#### Your objective
Determine how many lines of the records include "Router", and answer with the number alone.

#### Material for this exercise
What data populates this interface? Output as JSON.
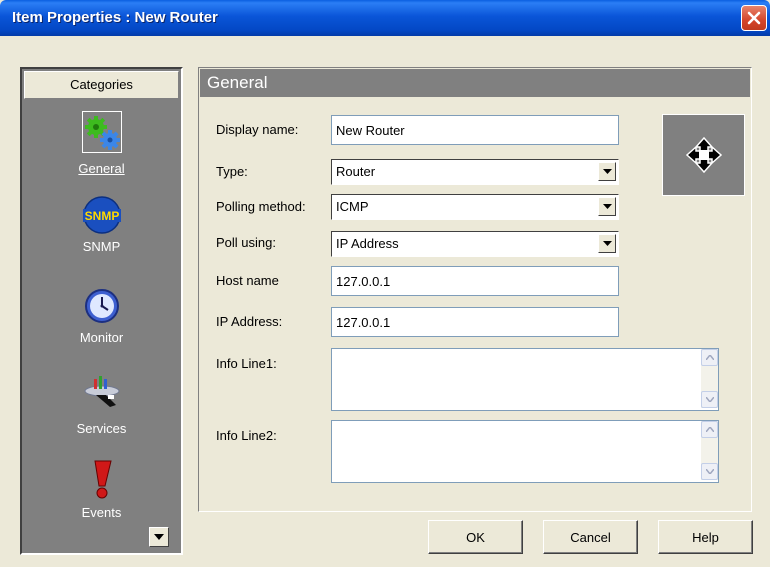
{
  "window": {
    "title": "Item Properties : New Router"
  },
  "sidebar": {
    "header": "Categories",
    "items": [
      {
        "label": "General",
        "icon": "gears-icon",
        "selected": true
      },
      {
        "label": "SNMP",
        "icon": "snmp-icon"
      },
      {
        "label": "Monitor",
        "icon": "clock-icon"
      },
      {
        "label": "Services",
        "icon": "services-tray-icon"
      },
      {
        "label": "Events",
        "icon": "exclamation-icon"
      }
    ]
  },
  "panel": {
    "title": "General",
    "fields": {
      "display_name": {
        "label": "Display name:",
        "value": "New Router"
      },
      "type": {
        "label": "Type:",
        "value": "Router"
      },
      "polling_method": {
        "label": "Polling method:",
        "value": "ICMP"
      },
      "poll_using": {
        "label": "Poll using:",
        "value": "IP Address"
      },
      "host_name": {
        "label": "Host name",
        "value": "127.0.0.1"
      },
      "ip_address": {
        "label": "IP Address:",
        "value": "127.0.0.1"
      },
      "info_line1": {
        "label": "Info Line1:",
        "value": ""
      },
      "info_line2": {
        "label": "Info Line2:",
        "value": ""
      }
    },
    "device_icon": "move-arrows-icon"
  },
  "buttons": {
    "ok": "OK",
    "cancel": "Cancel",
    "help": "Help"
  },
  "colors": {
    "titlebar": "#0a55d8",
    "panel_gray": "#808080",
    "dialog_bg": "#ece9d8"
  }
}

#### Result of this exercise
3